***** DATASET ENTRIES

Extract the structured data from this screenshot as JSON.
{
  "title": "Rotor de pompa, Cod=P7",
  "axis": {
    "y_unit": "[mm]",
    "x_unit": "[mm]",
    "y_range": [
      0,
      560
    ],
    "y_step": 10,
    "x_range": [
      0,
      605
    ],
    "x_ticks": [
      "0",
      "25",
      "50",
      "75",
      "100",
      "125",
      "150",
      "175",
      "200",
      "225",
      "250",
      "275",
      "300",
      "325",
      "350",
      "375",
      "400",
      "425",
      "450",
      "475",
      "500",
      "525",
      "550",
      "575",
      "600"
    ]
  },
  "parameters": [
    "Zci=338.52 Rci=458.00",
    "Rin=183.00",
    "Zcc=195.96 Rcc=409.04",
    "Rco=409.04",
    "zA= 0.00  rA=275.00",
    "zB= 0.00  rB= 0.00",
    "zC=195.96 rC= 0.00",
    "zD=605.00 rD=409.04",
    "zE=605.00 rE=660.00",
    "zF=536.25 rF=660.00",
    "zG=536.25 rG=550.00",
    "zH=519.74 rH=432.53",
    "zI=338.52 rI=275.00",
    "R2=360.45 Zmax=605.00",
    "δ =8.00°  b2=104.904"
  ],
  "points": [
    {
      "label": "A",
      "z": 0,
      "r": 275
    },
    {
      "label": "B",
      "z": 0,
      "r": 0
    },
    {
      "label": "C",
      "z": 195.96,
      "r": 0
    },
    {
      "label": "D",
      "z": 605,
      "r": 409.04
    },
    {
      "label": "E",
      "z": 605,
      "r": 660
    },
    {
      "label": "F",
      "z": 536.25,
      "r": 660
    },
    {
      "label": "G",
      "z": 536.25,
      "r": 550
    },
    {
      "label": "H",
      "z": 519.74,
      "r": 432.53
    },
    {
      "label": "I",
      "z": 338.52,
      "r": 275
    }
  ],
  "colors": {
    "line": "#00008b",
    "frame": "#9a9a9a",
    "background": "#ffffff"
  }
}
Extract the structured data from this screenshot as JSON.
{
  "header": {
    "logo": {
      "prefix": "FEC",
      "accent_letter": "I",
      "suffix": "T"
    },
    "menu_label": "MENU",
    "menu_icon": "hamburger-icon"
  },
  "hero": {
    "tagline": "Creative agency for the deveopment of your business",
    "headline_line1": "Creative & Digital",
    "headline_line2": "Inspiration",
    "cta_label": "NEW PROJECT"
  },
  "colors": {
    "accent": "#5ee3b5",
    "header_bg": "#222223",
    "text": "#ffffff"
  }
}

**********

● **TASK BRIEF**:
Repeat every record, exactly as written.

● **YOUR RESPONSE**:
Extract the structured data from this screenshot as JSON.
{
  "title": "Rotor de pompa, Cod=P7",
  "axis": {
    "y_unit": "[mm]",
    "x_unit": "[mm]",
    "y_range": [
      0,
      560
    ],
    "y_step": 10,
    "x_range": [
      0,
      605
    ],
    "x_ticks": [
      "0",
      "25",
      "50",
      "75",
      "100",
      "125",
      "150",
      "175",
      "200",
      "225",
      "250",
      "275",
      "300",
      "325",
      "350",
      "375",
      "400",
      "425",
      "450",
      "475",
      "500",
      "525",
      "550",
      "575",
      "600"
    ]
  },
  "parameters": [
    "Zci=338.52 Rci=458.00",
    "Rin=183.00",
    "Zcc=195.96 Rcc=409.04",
    "Rco=409.04",
    "zA= 0.00  rA=275.00",
    "zB= 0.00  rB= 0.00",
    "zC=195.96 rC= 0.00",
    "zD=605.00 rD=409.04",
    "zE=605.00 rE=660.00",
    "zF=536.25 rF=660.00",
    "zG=536.25 rG=550.00",
    "zH=519.74 rH=432.53",
    "zI=338.52 rI=275.00",
    "R2=360.45 Zmax=605.00",
    "δ =8.00°  b2=104.904"
  ],
  "points": [
    {
      "label": "A",
      "z": 0,
      "r": 275
    },
    {
      "label": "B",
      "z": 0,
      "r": 0
    },
    {
      "label": "C",
      "z": 195.96,
      "r": 0
    },
    {
      "label": "D",
      "z": 605,
      "r": 409.04
    },
    {
      "label": "E",
      "z": 605,
      "r": 660
    },
    {
      "label": "F",
      "z": 536.25,
      "r": 660
    },
    {
      "label": "G",
      "z": 536.25,
      "r": 550
    },
    {
      "label": "H",
      "z": 519.74,
      "r": 432.53
    },
    {
      "label": "I",
      "z": 338.52,
      "r": 275
    }
  ],
  "colors": {
    "line": "#00008b",
    "frame": "#9a9a9a",
    "background": "#ffffff"
  }
}
Extract the structured data from this screenshot as JSON.
{
  "header": {
    "logo": {
      "prefix": "FEC",
      "accent_letter": "I",
      "suffix": "T"
    },
    "menu_label": "MENU",
    "menu_icon": "hamburger-icon"
  },
  "hero": {
    "tagline": "Creative agency for the deveopment of your business",
    "headline_line1": "Creative & Digital",
    "headline_line2": "Inspiration",
    "cta_label": "NEW PROJECT"
  },
  "colors": {
    "accent": "#5ee3b5",
    "header_bg": "#222223",
    "text": "#ffffff"
  }
}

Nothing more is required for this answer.